Israeli president Reuven Rivlin has nominated Prime Minister Benjamin Netanyahu on Tuesday to try to form a government following the latest election, but voiced doubt that any candidate can forge a majority coalition.
“I have come to a decision based on the numbers of recommendations (from lawmakers), which indicates that Benjamin Netanyahu has a slightly higher chance of forming a government,” Rivlin said.
Announcement of the candidate to form a government.
Live broadcast (Hebrew) starting shortlyhttps://t.co/atajlerAoU
— Reuven Rivlin (@PresidentRuvi) April 6, 2021
In Rivlin’s consultations with party leaders following the March 23 vote, Netanyahu was backed by 52 lawmakers elected to Israel’s 120-seat parliament, the Knesset.
Opposition leader Yair Lapid earned 45 endorsements.
There were 16 abstentions and right-wing nationalist Naftali Bennett secured seven votes from his own Yamina party.
“The results of the consultations, that were open to all, lead me to believe that no candidate has a realistic chance of forming a government that will have the confidence of the Knesset,” Rivlin stated.
“In fact, if the law would allow me to do so, I would give the decision back to the representatives of the people.”
Rivlin referred directly to the misgivings of many Israelis about having Netanyahu try to form a government as he stands trial on corruption charges.
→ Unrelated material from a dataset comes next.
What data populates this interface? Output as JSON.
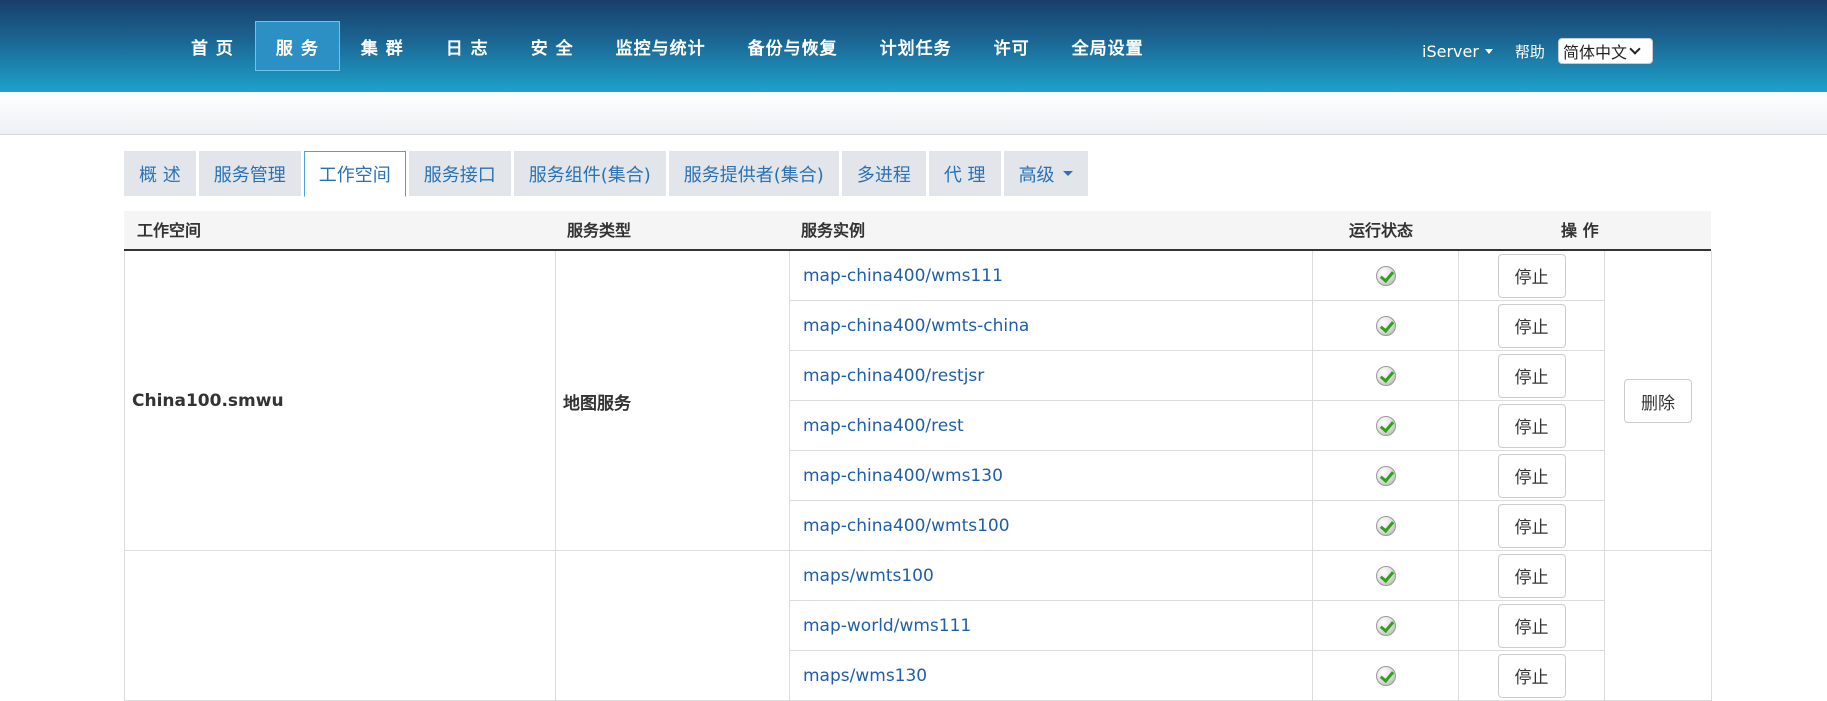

He said that he decided not to take Netanyahu’s ongoing trial into consideration out of a desire to protect the office of the president which “receives the trust of the public.”
“I know the position held by many, that the president should not give the role to a candidate that is facing criminal charges, but according to the law and the decision of the courts, a prime minister can continue in his role even when he is facing charges.”
Lapid responded that he understood the president’s decision and could not object.
“The president had no choice,” Lapid said. “But giving the mandate to Netanyahu is shameful and stains Israel as a law abiding state.”
Netanyahu, Israel’s longest serving premier with a record 12 consecutive years in office, will have at least 28 days to negotiate a coalition agreement.